That’s what they call it isn’t it? Pivoting. Swinging around as if on a pivot. Trying different things.
Well that was me last week. After a rather traumatic start to being an ‘animatrice’ in the supermarket selling Lionel Gosseaume’s new rosé, I then spent three days trying to persuade people in Blois that what they needed more than anything for the weekend was a bottle of rhum arrangé (flavoured rum).
I was grateful for the baptism by fire the weekend before. I knew what was required to engage with people and how to attract their attention. I’d become accustomed to being ignored and had my plan.
Day one went very well. I sold 42 bottles of rum. All was well. Good work I told myself.
Day two. I arrive early as normal and set myself up. I brought along my little stepladder (too small to reach the bottles to do the stocktake the day before) do my inventory. Off I go.
‘Bonjour, Monsieur/ Madame. Est-ce que vous connaissez la Maison Isautier? Est-ce vous aimez les rhums arrangés?’
No thank you, not at all, I don’t drink alcohol. Here we go again.
Then another lady arrvies. Who’s she I wonder as she wheels in a trolly with a stand to erect beside me. She’s older than me but clearly way more experienced than me.
She’s there to promote Havanna White and Gold rum for the next two days. Two of us side by side competing with each other.
She’s in a bit of a fluster. I remain calm. I’ve already done one day. I’m not moving.
Several conversations later with the Sous Directeur and the Chef de Rayon we agree on a plan. I’ll move to the other end of the aisle for the day and the next day we’ll swap over. That way we both have the same opportunity to sell our rums.
So I settle in at my new station and carry on as before.
Every half an hour or so the other lady (Marie-Claude) pops down for a chat telling me she’s selling nothing at her end. How am I doing she asks. How old do you think I am she asks? Can you believe I’m 73? What do you think about that then?

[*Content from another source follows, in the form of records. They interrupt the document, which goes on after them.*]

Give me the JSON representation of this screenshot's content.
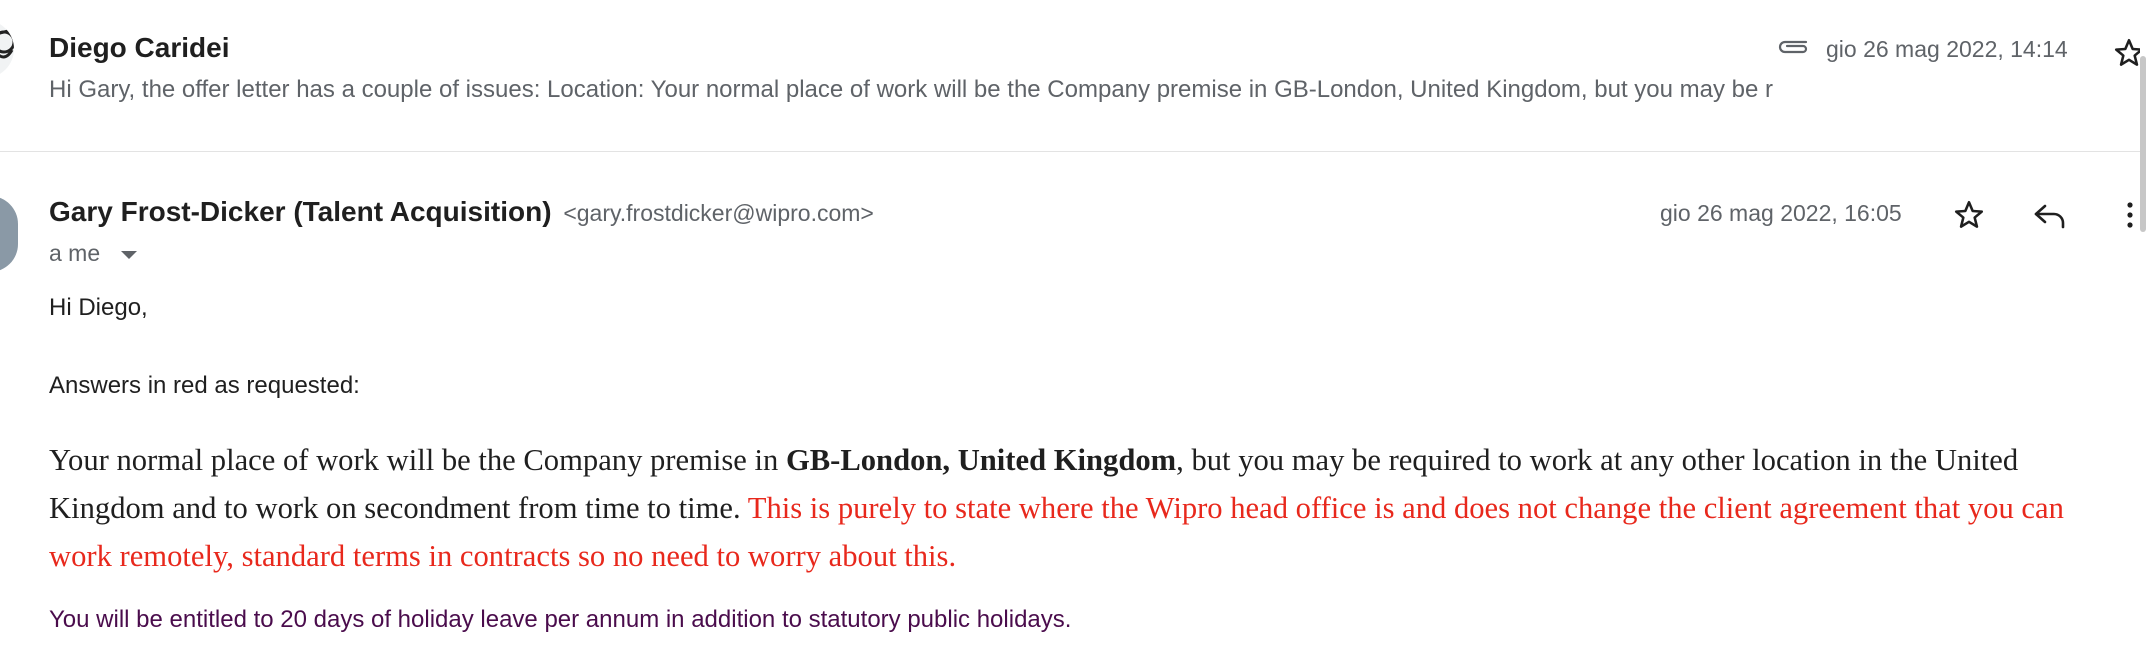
{
  "collapsed_message": {
    "sender": "Diego Caridei",
    "snippet": "Hi Gary, the offer letter has a couple of issues: Location: Your normal place of work will be the Company premise in GB-London, United Kingdom, but you may be r",
    "date": "gio 26 mag 2022, 14:14",
    "attachment_icon": "paperclip-icon",
    "star_icon": "star-icon"
  },
  "message": {
    "sender_name": "Gary Frost-Dicker (Talent Acquisition)",
    "sender_email": "<gary.frostdicker@wipro.com>",
    "recipients": "a me",
    "date": "gio 26 mag 2022, 16:05",
    "icons": {
      "star": "star-icon",
      "reply": "reply-icon",
      "more": "more-vert-icon",
      "caret": "caret-down-icon"
    },
    "body": {
      "greeting": "Hi Diego,",
      "answers_line": "Answers in red as requested:",
      "para_before": "Your normal place of work will be the Company premise in ",
      "para_bold": "GB-London, United Kingdom",
      "para_after": ", but you may be required to work at any other location in the United Kingdom and to work on secondment from time to time. ",
      "para_red": "This is purely to state where the Wipro head office is and does not change the client agreement that you can work remotely, standard terms in contracts so no need to worry about this.",
      "holiday_line": "You will be entitled to 20 days of holiday leave per annum in addition to statutory public holidays."
    }
  },
  "colors": {
    "answer_red": "#e8281c",
    "holiday_purple": "#4a0c4c",
    "meta_gray": "#5f6368"
  }
}
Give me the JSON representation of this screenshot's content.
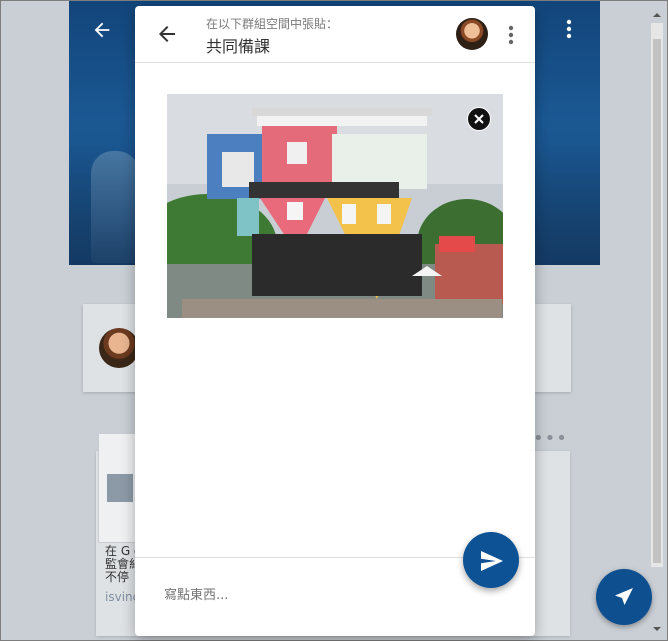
{
  "dialog": {
    "subtitle": "在以下群組空間中張貼：",
    "title": "共同備課",
    "compose_placeholder": "寫點東西..."
  },
  "background": {
    "snippet_lines": [
      "在 G o",
      "監會糾",
      "不停"
    ],
    "snippet_source": "isvinc"
  },
  "icons": {
    "back": "arrow-left-icon",
    "more": "more-vert-icon",
    "remove": "close-icon",
    "send": "send-icon",
    "fab": "navigation-icon"
  },
  "colors": {
    "accent": "#0d5295",
    "hero": "#1b5893"
  }
}
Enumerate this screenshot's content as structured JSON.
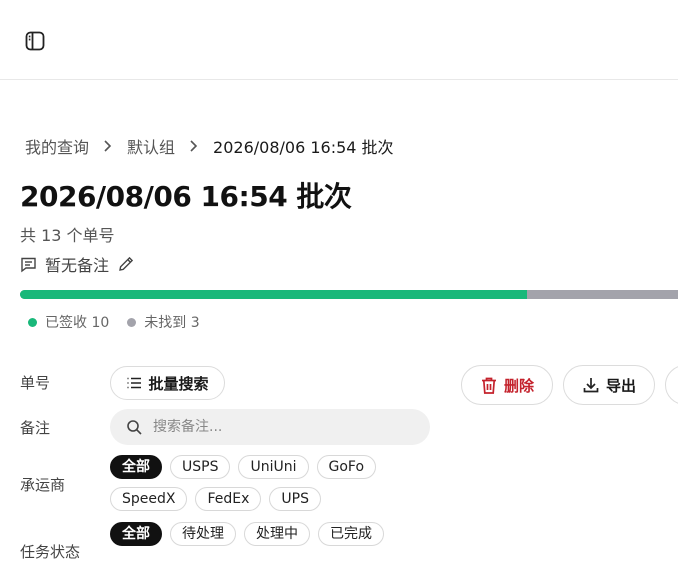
{
  "header": {
    "sidebar_toggle_icon": "sidebar-panel-icon"
  },
  "breadcrumb": {
    "items": [
      "我的查询",
      "默认组",
      "2026/08/06 16:54 批次"
    ]
  },
  "page": {
    "title": "2026/08/06 16:54 批次",
    "count_text": "共 13 个单号",
    "note_text": "暂无备注"
  },
  "progress": {
    "delivered_fraction": 0.77,
    "colors": {
      "delivered": "#19b87a",
      "not_found": "#a3a3ab"
    }
  },
  "legend": {
    "delivered": "已签收 10",
    "not_found": "未找到 3"
  },
  "filters": {
    "tracking_label": "单号",
    "batch_search_label": "批量搜索",
    "note_label": "备注",
    "note_search_placeholder": "搜索备注...",
    "carrier_label": "承运商",
    "carriers": [
      "全部",
      "USPS",
      "UniUni",
      "GoFo",
      "SpeedX",
      "FedEx",
      "UPS"
    ],
    "status_label": "任务状态",
    "statuses": [
      "全部",
      "待处理",
      "处理中",
      "已完成"
    ]
  },
  "actions": {
    "delete_label": "删除",
    "export_label": "导出",
    "delete_color": "#c4222c"
  }
}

Actually, I’m flabberghasted she’s 73. She looks amazing and seems to have more staminer than me by a long way. Off she goes for the next half an hour and then she pops down again.
Marie-Claude does this often and knows everyone in the store. As people go by she tells me little stories about them and their lives. She might be promoting yoghurts one week and cider the next. Two days a week minimum she tells me.
As the day goes on I learn a bit more about her. Her husband died two years ago and she still hasn’t reconciled herself to the loss she feels. Working in the supermarket gets her out of the house. It gives her a reason to ‘be’ and she enjoys the human contact.
She visits her husband’s grave at least twice a week and talks to him while she’s there. ‘I know he’s listening’ she says, ‘and I find it comforting’.
As the day draws to an end, she’s had a hard time selling Havanna Club. I’ve had rather more success but then we both agree that I had a wider range of products in all sorts of flavours. I had an easier job. She’s not resentful. She’s happy it went well for me.
We pack up and head off for the day. She accompanies me to reception and introduces me as her new ‘copine’ explaining to the lady on the desk that I need a ‘tampon’ (stamp) on my paper to prove to the agency I was actually there when I said I was.
She said she hopes she’ll see me again some day. She said I did a good job. She said I was nice. She was nice too. A kind, gentle woman grieving the loss of her husband. I hope I see her again one day.